It’s not only the financial losses, as difficult as they are to digest. As Melbourne business owner Phoebe Simmonds recently wrote for SmartCompany, lockdowns also mean the momentum in your business is lost. There is no planning for the future, no moving forward. You are forced to stand still.
It’s true small businesses are the backbone of the economy, employing millions of Australians and contributing significantly to economic activity.
But they are also the heartbeat of our communities.
They sponsor sporting clubs and events. They fundraise for local charities. They team up together when the chips are down.
Imagine what your local area would look like if there were no small businesses. It’s a heartbreaking thought. I know where I live wouldn’t be the same without these small businesses.
That’s why now, more than ever before, we all must do everything in our power to help them through the latest lockdowns and beyond.
The federal government must do more. The state governments must do more. We all must do more.
I urge you to think about every dollar you are spending right now and make it count.

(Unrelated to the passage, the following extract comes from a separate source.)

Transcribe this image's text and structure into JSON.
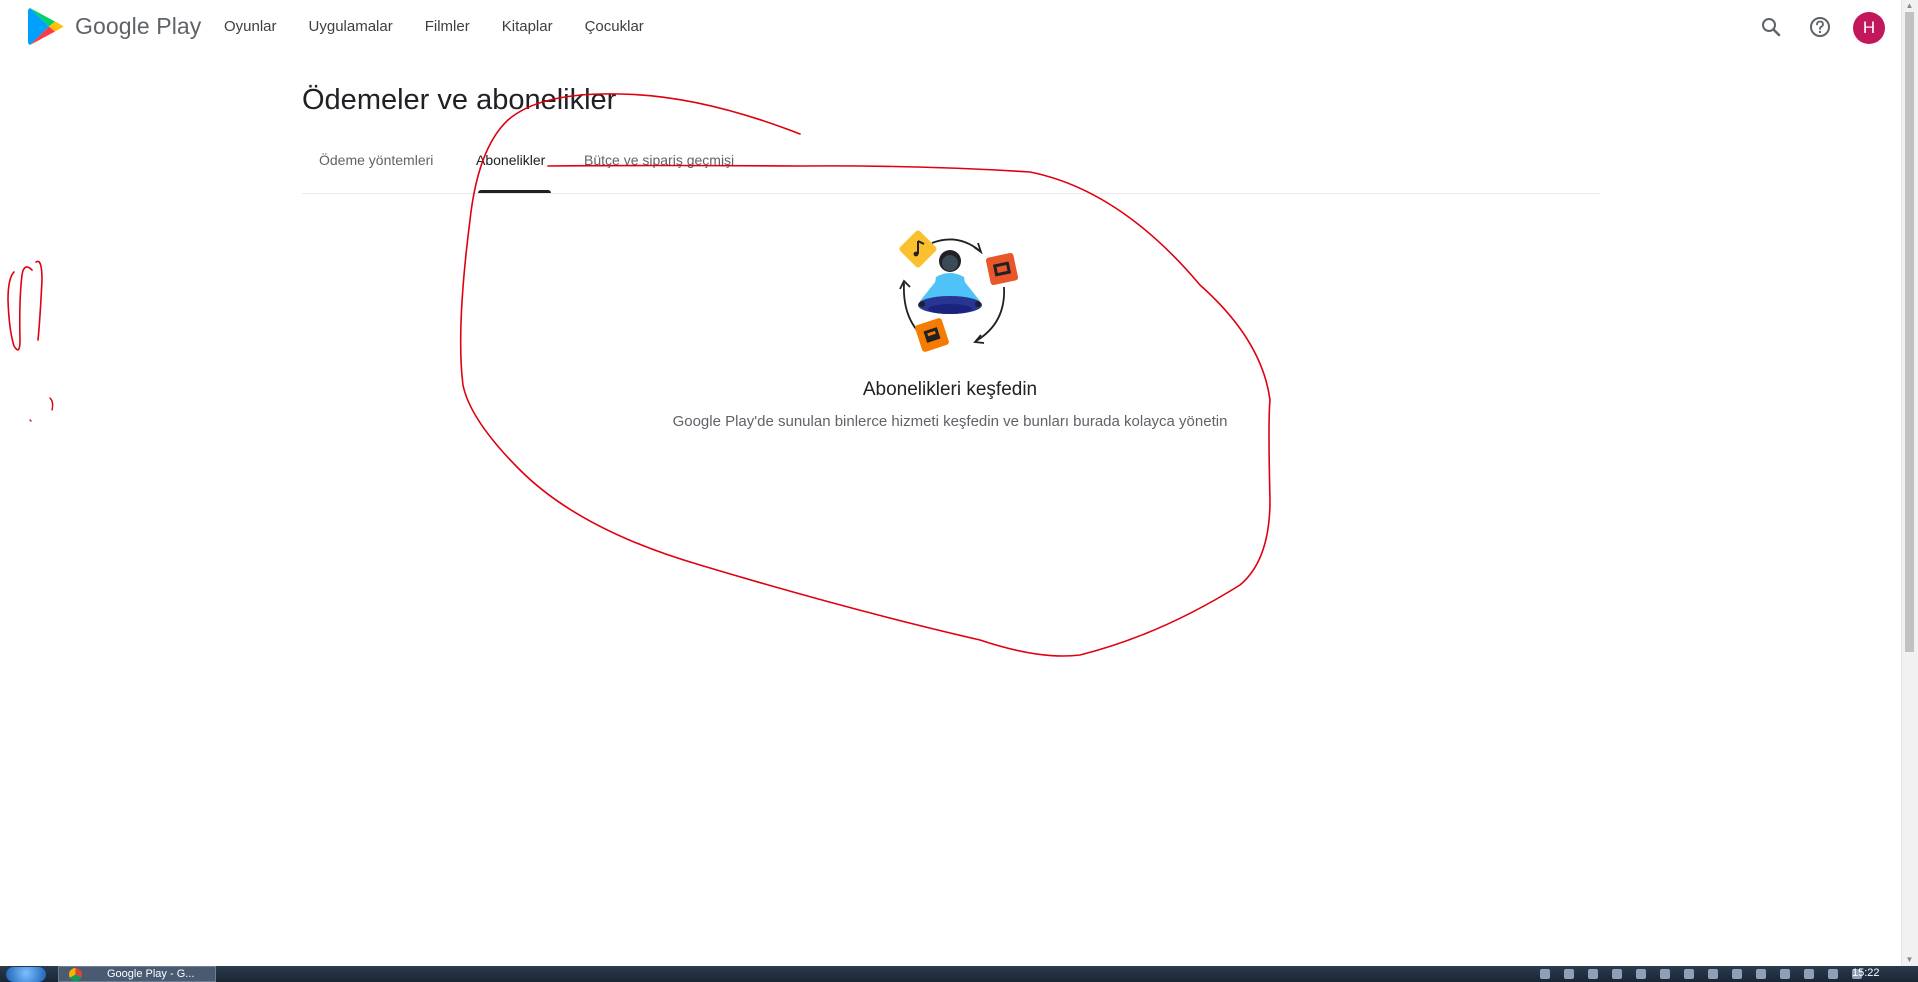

Choose to spend it with a local small business, rather than a multinational corporation who doesn’t care where their next dollar comes from.
Go out of your way to order something from a small business, for yourself or someone you care about.
Follow your local small businesses on Facebook and Instagram and like their posts. Leave them a comment telling them how much their business means to you.
How we respond now, in this moment, will have lasting effects on these businesses and our communities.
As John Winter, chief executive of the Australian Restructuring Insolvency & Turnaround Association, said to me on Twitter last night, “support the businesses you want to be there at the end of all of this”.
“If you don’t do it now, they won’t be there later.”